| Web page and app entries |
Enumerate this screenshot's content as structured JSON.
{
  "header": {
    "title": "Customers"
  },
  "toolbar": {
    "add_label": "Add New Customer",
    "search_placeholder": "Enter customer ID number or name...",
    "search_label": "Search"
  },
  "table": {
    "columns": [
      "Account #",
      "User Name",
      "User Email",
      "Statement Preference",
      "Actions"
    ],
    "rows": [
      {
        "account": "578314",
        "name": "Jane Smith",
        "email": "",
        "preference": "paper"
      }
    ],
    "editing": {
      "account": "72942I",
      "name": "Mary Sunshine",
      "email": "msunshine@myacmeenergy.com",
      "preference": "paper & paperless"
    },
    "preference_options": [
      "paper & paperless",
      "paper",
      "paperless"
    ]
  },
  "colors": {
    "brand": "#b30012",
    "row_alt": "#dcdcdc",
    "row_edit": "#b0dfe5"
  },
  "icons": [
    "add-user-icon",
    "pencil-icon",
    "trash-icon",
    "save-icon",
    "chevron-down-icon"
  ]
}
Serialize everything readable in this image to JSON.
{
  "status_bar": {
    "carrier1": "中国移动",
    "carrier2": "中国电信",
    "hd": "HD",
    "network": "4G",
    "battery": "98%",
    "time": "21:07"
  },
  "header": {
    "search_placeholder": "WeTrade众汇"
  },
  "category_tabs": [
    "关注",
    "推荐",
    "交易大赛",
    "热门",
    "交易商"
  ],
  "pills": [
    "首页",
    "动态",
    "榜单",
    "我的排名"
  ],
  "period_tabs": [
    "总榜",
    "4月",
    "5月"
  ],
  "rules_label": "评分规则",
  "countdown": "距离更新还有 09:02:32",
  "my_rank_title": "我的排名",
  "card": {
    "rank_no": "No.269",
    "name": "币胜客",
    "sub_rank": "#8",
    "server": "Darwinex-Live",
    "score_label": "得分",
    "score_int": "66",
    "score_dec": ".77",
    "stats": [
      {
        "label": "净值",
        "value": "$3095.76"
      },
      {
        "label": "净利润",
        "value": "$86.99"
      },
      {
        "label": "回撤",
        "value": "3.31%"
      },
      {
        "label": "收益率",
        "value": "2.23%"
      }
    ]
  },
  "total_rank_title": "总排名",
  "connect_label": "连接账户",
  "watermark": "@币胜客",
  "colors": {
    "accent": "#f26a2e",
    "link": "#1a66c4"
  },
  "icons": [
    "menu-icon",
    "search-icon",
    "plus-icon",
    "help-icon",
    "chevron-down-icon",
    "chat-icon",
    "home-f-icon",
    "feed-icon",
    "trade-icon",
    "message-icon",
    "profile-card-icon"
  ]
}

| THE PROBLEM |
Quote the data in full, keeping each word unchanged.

| ANSWER TO THE EXERCISE |
Enumerate this screenshot's content as structured JSON.
{
  "header": {
    "title": "Customers"
  },
  "toolbar": {
    "add_label": "Add New Customer",
    "search_placeholder": "Enter customer ID number or name...",
    "search_label": "Search"
  },
  "table": {
    "columns": [
      "Account #",
      "User Name",
      "User Email",
      "Statement Preference",
      "Actions"
    ],
    "rows": [
      {
        "account": "578314",
        "name": "Jane Smith",
        "email": "",
        "preference": "paper"
      }
    ],
    "editing": {
      "account": "72942I",
      "name": "Mary Sunshine",
      "email": "msunshine@myacmeenergy.com",
      "preference": "paper & paperless"
    },
    "preference_options": [
      "paper & paperless",
      "paper",
      "paperless"
    ]
  },
  "colors": {
    "brand": "#b30012",
    "row_alt": "#dcdcdc",
    "row_edit": "#b0dfe5"
  },
  "icons": [
    "add-user-icon",
    "pencil-icon",
    "trash-icon",
    "save-icon",
    "chevron-down-icon"
  ]
}
Serialize everything readable in this image to JSON.
{
  "status_bar": {
    "carrier1": "中国移动",
    "carrier2": "中国电信",
    "hd": "HD",
    "network": "4G",
    "battery": "98%",
    "time": "21:07"
  },
  "header": {
    "search_placeholder": "WeTrade众汇"
  },
  "category_tabs": [
    "关注",
    "推荐",
    "交易大赛",
    "热门",
    "交易商"
  ],
  "pills": [
    "首页",
    "动态",
    "榜单",
    "我的排名"
  ],
  "period_tabs": [
    "总榜",
    "4月",
    "5月"
  ],
  "rules_label": "评分规则",
  "countdown": "距离更新还有 09:02:32",
  "my_rank_title": "我的排名",
  "card": {
    "rank_no": "No.269",
    "name": "币胜客",
    "sub_rank": "#8",
    "server": "Darwinex-Live",
    "score_label": "得分",
    "score_int": "66",
    "score_dec": ".77",
    "stats": [
      {
        "label": "净值",
        "value": "$3095.76"
      },
      {
        "label": "净利润",
        "value": "$86.99"
      },
      {
        "label": "回撤",
        "value": "3.31%"
      },
      {
        "label": "收益率",
        "value": "2.23%"
      }
    ]
  },
  "total_rank_title": "总排名",
  "connect_label": "连接账户",
  "watermark": "@币胜客",
  "colors": {
    "accent": "#f26a2e",
    "link": "#1a66c4"
  },
  "icons": [
    "menu-icon",
    "search-icon",
    "plus-icon",
    "help-icon",
    "chevron-down-icon",
    "chat-icon",
    "home-f-icon",
    "feed-icon",
    "trade-icon",
    "message-icon",
    "profile-card-icon"
  ]
}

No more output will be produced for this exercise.